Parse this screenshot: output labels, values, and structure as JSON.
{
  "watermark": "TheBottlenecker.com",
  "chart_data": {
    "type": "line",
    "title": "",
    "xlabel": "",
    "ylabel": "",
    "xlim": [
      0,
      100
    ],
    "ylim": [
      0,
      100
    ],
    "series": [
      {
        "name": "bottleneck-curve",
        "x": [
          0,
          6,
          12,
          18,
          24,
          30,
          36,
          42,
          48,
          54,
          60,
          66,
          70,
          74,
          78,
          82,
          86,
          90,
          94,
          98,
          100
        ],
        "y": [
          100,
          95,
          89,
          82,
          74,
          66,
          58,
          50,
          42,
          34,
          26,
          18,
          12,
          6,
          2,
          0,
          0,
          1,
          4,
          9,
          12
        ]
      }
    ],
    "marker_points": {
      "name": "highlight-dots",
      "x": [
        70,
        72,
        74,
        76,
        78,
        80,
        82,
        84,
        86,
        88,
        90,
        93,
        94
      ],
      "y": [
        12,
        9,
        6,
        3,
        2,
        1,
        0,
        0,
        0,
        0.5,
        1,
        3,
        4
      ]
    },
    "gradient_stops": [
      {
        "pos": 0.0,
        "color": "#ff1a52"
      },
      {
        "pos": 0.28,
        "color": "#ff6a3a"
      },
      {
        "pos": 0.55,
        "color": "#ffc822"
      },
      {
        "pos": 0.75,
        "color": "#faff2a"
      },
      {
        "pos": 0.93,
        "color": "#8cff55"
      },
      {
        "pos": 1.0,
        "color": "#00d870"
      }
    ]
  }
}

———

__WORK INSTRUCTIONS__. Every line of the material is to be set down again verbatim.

__SOLUTION TO THIS PROBLEM__.
Parse this screenshot: output labels, values, and structure as JSON.
{
  "watermark": "TheBottlenecker.com",
  "chart_data": {
    "type": "line",
    "title": "",
    "xlabel": "",
    "ylabel": "",
    "xlim": [
      0,
      100
    ],
    "ylim": [
      0,
      100
    ],
    "series": [
      {
        "name": "bottleneck-curve",
        "x": [
          0,
          6,
          12,
          18,
          24,
          30,
          36,
          42,
          48,
          54,
          60,
          66,
          70,
          74,
          78,
          82,
          86,
          90,
          94,
          98,
          100
        ],
        "y": [
          100,
          95,
          89,
          82,
          74,
          66,
          58,
          50,
          42,
          34,
          26,
          18,
          12,
          6,
          2,
          0,
          0,
          1,
          4,
          9,
          12
        ]
      }
    ],
    "marker_points": {
      "name": "highlight-dots",
      "x": [
        70,
        72,
        74,
        76,
        78,
        80,
        82,
        84,
        86,
        88,
        90,
        93,
        94
      ],
      "y": [
        12,
        9,
        6,
        3,
        2,
        1,
        0,
        0,
        0,
        0.5,
        1,
        3,
        4
      ]
    },
    "gradient_stops": [
      {
        "pos": 0.0,
        "color": "#ff1a52"
      },
      {
        "pos": 0.28,
        "color": "#ff6a3a"
      },
      {
        "pos": 0.55,
        "color": "#ffc822"
      },
      {
        "pos": 0.75,
        "color": "#faff2a"
      },
      {
        "pos": 0.93,
        "color": "#8cff55"
      },
      {
        "pos": 1.0,
        "color": "#00d870"
      }
    ]
  }
}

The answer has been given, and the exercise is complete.